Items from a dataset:
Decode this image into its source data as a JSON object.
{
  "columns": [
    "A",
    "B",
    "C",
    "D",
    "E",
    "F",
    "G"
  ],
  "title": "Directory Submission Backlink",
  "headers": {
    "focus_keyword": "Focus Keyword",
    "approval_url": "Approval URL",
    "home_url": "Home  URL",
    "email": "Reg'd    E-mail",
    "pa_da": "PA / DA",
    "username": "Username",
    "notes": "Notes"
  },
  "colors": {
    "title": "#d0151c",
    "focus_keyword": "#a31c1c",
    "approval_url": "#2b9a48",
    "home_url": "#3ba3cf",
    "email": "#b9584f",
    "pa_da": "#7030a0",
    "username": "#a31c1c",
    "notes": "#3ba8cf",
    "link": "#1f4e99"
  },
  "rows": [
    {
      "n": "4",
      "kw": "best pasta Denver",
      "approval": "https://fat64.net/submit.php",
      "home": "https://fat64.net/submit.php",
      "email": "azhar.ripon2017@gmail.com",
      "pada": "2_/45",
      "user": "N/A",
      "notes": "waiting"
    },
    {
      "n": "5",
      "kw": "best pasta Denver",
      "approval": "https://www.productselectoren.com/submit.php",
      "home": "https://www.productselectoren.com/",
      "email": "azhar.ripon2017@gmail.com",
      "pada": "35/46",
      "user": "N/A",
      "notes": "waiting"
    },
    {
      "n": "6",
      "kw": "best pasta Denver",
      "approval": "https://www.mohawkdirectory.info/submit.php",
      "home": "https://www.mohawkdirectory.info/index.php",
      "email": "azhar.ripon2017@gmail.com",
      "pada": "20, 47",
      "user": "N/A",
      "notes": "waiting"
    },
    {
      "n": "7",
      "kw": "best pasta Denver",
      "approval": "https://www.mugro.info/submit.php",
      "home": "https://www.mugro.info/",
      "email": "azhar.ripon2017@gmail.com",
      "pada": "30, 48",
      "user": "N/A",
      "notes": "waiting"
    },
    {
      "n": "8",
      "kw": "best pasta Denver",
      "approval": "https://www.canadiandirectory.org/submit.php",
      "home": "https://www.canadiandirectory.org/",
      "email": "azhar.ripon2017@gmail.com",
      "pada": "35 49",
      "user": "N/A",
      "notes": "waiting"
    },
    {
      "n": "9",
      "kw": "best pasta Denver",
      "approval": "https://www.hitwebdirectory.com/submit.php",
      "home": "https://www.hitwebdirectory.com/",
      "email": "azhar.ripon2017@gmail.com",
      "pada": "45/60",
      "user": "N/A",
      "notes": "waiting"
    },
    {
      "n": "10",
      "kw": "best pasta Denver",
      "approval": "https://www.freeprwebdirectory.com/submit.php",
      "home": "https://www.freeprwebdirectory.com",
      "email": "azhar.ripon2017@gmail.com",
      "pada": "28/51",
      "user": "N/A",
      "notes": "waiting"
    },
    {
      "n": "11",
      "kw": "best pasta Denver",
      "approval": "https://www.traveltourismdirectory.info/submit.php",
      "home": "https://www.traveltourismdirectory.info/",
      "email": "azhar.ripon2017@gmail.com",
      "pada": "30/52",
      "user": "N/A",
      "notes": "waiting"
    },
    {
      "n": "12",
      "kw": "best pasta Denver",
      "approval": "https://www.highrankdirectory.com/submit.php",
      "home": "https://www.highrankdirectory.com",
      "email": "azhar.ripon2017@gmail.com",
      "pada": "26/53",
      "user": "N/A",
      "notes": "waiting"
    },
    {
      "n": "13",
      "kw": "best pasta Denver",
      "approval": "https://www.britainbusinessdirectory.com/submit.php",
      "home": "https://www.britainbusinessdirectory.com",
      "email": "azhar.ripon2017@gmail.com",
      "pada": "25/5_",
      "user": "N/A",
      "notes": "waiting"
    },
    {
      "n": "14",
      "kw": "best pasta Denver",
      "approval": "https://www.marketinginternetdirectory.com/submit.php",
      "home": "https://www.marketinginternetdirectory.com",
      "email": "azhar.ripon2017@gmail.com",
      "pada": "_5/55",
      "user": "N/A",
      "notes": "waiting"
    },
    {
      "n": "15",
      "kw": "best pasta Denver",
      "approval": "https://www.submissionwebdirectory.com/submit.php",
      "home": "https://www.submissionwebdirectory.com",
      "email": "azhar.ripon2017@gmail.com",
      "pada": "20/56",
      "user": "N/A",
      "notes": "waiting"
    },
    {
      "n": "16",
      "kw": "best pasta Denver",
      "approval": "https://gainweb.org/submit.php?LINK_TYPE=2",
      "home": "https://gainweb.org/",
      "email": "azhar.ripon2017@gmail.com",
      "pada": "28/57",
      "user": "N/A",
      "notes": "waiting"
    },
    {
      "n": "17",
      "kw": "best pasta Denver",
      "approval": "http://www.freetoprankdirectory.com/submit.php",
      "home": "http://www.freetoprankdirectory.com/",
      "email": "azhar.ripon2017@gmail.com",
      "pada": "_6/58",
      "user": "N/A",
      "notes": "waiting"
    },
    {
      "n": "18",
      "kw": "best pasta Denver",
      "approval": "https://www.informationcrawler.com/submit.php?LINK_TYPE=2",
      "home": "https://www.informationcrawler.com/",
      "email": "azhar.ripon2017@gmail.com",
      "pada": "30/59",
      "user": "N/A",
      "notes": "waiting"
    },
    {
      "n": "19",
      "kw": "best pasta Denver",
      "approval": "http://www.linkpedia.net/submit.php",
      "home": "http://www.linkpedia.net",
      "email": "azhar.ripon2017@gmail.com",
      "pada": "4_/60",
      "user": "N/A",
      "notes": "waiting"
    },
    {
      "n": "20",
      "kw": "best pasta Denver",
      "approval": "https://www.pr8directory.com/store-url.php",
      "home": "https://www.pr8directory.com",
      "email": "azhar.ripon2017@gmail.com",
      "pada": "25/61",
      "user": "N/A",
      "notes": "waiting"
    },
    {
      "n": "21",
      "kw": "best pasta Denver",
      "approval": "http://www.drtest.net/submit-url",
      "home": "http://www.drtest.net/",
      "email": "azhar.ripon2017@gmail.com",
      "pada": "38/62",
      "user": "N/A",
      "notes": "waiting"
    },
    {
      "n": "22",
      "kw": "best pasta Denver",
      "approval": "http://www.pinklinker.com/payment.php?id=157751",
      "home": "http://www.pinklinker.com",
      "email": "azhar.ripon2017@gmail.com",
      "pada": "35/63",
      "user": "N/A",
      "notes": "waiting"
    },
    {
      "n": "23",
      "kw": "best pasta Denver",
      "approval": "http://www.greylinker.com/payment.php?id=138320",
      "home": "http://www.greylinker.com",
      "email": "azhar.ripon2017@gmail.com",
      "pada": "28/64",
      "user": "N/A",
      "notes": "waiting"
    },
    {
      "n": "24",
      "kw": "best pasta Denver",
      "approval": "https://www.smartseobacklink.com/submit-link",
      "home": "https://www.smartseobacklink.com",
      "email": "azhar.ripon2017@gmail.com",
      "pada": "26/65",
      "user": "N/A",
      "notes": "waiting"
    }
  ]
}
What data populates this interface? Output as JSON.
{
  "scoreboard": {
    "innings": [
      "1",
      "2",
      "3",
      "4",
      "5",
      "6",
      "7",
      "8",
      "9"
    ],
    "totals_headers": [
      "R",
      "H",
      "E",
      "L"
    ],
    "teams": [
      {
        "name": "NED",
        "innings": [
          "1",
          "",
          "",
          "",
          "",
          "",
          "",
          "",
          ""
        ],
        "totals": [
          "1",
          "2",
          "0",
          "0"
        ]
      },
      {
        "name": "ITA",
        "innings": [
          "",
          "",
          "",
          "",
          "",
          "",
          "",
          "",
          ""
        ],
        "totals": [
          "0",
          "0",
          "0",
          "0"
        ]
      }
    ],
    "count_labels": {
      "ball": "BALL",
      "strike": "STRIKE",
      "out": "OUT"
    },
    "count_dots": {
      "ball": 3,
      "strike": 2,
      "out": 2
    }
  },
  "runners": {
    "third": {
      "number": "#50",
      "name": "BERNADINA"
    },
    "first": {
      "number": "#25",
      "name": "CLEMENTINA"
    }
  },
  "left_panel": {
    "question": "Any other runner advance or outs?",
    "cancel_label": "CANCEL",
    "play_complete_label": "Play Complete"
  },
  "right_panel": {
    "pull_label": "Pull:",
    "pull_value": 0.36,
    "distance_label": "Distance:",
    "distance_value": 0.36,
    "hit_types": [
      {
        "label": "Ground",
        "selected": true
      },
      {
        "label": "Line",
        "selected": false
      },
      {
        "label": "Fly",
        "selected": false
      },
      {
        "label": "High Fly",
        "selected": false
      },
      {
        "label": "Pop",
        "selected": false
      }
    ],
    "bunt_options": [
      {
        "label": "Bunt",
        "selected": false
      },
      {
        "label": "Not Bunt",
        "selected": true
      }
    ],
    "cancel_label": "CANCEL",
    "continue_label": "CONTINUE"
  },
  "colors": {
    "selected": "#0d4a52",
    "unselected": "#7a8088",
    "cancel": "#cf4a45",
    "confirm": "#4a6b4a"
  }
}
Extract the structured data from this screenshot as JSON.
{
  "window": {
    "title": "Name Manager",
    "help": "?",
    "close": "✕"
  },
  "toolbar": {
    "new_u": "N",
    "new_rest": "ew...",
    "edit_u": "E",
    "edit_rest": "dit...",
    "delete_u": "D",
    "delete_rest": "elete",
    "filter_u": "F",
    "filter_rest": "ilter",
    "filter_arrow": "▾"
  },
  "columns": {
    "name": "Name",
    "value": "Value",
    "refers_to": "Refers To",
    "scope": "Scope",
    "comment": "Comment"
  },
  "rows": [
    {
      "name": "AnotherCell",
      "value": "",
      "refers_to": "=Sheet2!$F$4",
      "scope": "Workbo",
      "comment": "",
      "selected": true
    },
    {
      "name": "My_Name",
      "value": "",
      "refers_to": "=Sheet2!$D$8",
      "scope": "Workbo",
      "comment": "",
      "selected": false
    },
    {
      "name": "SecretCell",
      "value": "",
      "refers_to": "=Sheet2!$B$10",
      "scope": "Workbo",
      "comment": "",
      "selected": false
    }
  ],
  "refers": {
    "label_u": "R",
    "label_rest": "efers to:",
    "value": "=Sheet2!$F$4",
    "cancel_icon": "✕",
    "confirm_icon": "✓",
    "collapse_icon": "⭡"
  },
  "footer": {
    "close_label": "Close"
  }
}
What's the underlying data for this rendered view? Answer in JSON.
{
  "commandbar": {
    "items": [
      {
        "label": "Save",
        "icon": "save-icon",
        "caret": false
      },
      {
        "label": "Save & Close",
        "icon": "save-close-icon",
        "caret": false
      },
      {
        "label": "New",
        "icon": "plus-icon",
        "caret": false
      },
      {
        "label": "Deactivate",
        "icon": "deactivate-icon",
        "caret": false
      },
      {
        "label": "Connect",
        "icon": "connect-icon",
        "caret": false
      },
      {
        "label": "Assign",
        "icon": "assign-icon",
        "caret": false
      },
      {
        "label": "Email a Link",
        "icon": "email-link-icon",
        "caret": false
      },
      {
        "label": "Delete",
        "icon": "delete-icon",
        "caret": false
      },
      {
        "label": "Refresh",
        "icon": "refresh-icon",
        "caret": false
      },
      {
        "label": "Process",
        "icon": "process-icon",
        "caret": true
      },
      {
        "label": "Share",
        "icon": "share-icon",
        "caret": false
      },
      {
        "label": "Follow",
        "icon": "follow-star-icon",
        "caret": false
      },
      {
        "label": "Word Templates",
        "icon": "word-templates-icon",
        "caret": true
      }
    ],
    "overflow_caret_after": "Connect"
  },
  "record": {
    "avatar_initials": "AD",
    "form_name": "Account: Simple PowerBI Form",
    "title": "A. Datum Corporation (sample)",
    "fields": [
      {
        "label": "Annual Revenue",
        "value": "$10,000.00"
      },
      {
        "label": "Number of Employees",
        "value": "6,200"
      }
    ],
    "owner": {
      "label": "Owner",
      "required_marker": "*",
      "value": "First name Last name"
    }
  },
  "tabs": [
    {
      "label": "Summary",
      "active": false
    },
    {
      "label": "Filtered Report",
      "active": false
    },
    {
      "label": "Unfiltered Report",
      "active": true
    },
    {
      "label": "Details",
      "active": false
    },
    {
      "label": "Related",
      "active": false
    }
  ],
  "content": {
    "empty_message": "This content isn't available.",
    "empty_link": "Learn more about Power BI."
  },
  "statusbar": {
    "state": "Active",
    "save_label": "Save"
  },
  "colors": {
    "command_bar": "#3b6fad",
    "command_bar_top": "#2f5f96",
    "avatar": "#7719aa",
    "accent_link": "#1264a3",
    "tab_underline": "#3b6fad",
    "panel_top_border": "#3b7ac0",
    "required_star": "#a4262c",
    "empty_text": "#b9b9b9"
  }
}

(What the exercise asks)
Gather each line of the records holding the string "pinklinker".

(Completed exercise)
      "approval": "http://www.pinklinker.com/payment.php?id=157751",
      "home": "http://www.pinklinker.com",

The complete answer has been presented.